Inform your doctor or technologist if there is any possibility that you are pregnant. Mammograms can be harmful to your fetus and cause birth defects. It is recommended that you schedule a mammogram one week following your period. Guidelines about eating and drinking before a mammogram vary at different facilities. Unless you are told otherwise, you may follow your regular daily routine and take medications as usual. Do not wear any deodorant, talcum power or lotions under your arms or on your breasts the day of the exam. These can appear on the mammogram as calcium spots. Prior to your exam, discuss any new findings or problems in your breasts with your doctor. Inform your doctor of any prior surgeries, hormone use, and family or personal history of breast cancer. If possible, obtain prior mammograms and make them available to the radiologist at the time of the current exam.

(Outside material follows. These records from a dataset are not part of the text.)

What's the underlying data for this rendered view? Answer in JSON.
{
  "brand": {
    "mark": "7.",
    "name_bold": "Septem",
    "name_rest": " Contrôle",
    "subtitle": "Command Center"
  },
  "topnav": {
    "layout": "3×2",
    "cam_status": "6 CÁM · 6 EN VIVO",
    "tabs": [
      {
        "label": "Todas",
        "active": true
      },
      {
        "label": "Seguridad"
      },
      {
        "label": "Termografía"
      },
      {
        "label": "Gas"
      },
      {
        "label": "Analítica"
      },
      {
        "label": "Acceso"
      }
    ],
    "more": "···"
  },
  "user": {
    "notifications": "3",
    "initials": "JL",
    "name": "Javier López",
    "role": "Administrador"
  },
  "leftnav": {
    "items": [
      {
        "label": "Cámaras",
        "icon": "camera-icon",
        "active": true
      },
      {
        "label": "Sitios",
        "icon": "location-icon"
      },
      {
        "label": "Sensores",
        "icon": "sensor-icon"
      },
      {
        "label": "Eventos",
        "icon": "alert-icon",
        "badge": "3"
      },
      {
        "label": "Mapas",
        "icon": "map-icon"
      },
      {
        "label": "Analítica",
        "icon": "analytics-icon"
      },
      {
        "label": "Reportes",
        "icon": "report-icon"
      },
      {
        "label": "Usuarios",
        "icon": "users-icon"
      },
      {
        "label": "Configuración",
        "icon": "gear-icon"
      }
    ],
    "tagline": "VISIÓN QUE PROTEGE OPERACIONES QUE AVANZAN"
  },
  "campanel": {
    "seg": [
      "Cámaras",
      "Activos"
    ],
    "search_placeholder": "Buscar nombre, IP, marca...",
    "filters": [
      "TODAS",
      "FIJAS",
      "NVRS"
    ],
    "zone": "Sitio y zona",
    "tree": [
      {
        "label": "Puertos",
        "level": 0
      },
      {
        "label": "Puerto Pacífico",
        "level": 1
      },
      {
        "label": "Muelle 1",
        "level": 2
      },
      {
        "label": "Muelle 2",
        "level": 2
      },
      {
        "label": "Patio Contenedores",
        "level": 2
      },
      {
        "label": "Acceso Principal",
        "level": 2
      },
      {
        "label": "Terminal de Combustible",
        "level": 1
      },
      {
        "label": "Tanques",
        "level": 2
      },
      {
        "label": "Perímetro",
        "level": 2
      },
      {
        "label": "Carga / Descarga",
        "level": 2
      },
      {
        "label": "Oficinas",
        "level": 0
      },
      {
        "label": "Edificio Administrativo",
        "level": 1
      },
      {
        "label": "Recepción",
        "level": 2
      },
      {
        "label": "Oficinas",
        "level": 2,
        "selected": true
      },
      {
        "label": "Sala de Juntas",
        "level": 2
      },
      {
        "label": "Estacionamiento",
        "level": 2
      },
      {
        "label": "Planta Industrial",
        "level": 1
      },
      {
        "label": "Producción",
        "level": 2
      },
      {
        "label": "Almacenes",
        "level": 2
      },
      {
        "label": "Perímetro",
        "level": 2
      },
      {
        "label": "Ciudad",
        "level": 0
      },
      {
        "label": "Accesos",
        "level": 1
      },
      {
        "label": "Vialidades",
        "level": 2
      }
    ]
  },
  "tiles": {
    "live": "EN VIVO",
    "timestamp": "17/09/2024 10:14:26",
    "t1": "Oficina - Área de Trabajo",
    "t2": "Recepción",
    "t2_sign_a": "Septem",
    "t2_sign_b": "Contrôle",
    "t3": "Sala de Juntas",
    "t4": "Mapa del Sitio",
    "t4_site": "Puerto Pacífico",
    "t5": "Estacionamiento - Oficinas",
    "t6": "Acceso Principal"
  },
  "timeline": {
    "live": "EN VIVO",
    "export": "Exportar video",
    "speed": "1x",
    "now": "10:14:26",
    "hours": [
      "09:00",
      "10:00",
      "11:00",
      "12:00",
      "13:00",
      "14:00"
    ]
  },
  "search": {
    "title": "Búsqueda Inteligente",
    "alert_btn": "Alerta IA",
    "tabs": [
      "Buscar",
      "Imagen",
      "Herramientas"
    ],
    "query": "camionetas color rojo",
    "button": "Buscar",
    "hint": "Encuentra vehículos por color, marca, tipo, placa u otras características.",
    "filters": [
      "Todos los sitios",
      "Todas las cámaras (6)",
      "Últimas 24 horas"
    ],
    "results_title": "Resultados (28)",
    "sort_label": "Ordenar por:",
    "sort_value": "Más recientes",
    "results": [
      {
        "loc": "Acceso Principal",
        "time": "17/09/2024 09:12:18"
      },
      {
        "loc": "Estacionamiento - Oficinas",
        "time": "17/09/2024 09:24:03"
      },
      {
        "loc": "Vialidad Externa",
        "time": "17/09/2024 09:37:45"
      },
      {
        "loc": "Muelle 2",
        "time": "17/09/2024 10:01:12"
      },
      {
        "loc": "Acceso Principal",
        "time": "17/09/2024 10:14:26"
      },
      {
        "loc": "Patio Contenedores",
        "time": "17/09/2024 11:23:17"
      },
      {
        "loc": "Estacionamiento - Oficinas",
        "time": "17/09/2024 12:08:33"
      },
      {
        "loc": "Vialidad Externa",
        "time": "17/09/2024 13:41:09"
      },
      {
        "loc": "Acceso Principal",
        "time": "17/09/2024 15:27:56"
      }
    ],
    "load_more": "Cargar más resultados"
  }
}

What to expect during and after a Mammogram

The overall preparation and mammogram examination should take approximately 30 minutes. Prior to the procedure, describe any breast symptoms or problems to the technologist performing the exam. If areas are noted then a special adhesive marker will be placed at the location of the areas prior to the procedure. At the time of the procedure you will be asked to remove any clothing, jewelry, or other objects that might interfere with the procedure. You will also be asked to remove your clothing from your waist up and then given a hospital gown to wear. For the procedure, you will stand in front of a mammography machine. One breast at a time will be placed on the x-ray plate. Compression on the breast is required in order to minimize the amount of radiation used and to ensure optimal visualization of the breast tissue. You may feel some discomfort during this time. During the procedure, you will be asked to stay very still and may even be asked to hold your breath for a few seconds while the x-ray picture is taken to reduce the possibility of a blurred image. To take the actual x-ray picture, the technologist will walk behind a wall or into the next room to activate the x-ray machine. Multiple pictures will most likely be taking of each breast. Once the procedure is complete, you will be asked to wait until the technologist determines that the images are of high enough quality for the radiologist to read. Once cleared, ask your doctor or technician when your results will be ready.

In the news

CNN Health The Seattle Times NPR